The first speech recognizer appeared in 1952 and consisted of a device for the recognition of single spoken digits.There are many domains for the commercial application of speech recognition for example:

  • Health care – for converting voice-recorded reports as dictated by physicians and/or other healthcare professionals, into text format; medical analysis of voice problems.
  • Military - speech recognizers have been operated successfully in fighter aircraft, with applications including: setting radio frequencies, commanding an autopilot system, setting steer-point coordinates and weapons release parameters, and controlling flight displays.
  • Telephony - speech recognition is used mostly as a part of the user interface, for creating pre-defined or custom speech commands.

Scientists have attempted to simulate human speech since the late 1700s, when Wolfgang von Kempelen built a “speaking machine”. By the 1970s digital computing enabled the first generation of modern teach-to-speech systems with fairly wide use.
Speech synthesis is now an assistive technology tool which use is significant and widespread. The use of it includes delivery of up-to-the-minute news, reading machines for handicapped, automotive voice controls and retrieving email over the phone – or any systems where the vocabulary is large, the content changes frequently or unpredictable, and a visual display isn’t practical.

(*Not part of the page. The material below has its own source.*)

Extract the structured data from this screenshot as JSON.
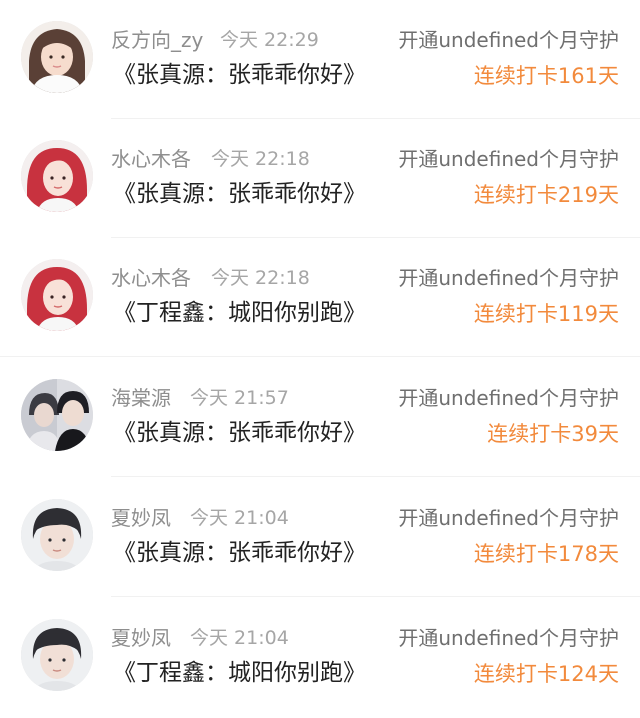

Speech synthesis techniques are also used in entertainment productions such as games and animations.